___ Provided data ___
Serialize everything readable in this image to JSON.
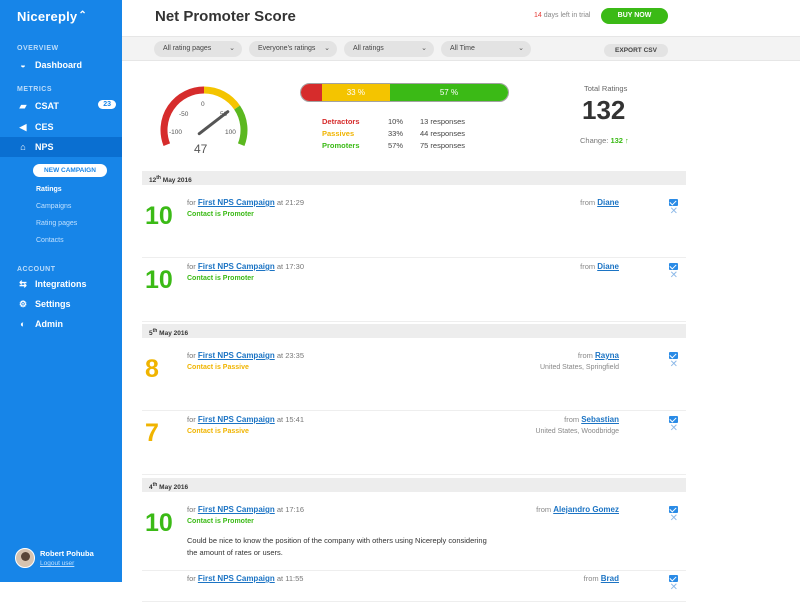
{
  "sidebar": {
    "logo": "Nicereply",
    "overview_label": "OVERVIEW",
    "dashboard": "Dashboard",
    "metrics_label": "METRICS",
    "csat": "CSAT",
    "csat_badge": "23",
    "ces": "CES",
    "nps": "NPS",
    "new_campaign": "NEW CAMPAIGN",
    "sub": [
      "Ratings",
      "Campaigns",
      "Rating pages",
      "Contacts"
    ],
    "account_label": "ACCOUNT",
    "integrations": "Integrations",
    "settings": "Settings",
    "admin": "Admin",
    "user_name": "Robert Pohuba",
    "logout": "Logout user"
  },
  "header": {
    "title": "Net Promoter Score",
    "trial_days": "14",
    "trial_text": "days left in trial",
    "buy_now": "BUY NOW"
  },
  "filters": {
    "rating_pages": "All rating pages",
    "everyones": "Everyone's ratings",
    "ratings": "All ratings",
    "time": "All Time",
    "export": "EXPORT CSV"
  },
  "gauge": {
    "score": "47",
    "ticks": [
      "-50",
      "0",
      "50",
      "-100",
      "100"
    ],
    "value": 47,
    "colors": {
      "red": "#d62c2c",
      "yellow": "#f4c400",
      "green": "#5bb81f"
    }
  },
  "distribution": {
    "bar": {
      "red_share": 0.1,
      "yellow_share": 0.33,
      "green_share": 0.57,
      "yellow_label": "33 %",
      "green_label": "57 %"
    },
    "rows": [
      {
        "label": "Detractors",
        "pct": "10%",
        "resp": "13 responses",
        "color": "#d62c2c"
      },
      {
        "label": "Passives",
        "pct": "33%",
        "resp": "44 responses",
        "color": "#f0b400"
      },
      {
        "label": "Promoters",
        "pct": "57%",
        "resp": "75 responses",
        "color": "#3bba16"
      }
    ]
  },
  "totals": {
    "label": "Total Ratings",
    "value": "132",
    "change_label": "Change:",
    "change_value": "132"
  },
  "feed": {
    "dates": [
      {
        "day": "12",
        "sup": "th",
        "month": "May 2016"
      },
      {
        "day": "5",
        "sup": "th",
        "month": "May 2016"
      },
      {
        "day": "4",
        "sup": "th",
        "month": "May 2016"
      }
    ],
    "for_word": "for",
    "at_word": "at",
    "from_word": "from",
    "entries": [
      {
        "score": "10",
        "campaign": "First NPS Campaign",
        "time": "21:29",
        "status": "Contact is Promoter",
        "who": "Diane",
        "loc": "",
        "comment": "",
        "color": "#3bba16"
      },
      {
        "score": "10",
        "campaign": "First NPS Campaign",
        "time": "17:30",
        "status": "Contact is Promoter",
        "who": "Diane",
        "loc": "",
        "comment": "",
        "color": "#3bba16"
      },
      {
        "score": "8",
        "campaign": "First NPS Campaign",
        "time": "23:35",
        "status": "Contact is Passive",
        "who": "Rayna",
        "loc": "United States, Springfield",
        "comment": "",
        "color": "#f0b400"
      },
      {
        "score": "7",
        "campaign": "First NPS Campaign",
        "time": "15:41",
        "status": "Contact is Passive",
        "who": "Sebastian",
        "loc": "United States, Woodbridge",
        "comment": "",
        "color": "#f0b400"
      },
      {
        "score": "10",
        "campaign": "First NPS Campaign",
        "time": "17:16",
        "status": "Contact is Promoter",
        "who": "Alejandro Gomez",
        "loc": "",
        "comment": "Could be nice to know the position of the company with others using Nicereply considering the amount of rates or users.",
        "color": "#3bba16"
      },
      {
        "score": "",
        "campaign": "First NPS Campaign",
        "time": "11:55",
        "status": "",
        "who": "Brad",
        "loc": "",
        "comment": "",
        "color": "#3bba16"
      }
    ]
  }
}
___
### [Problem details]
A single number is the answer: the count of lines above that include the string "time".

### [Finished task]
7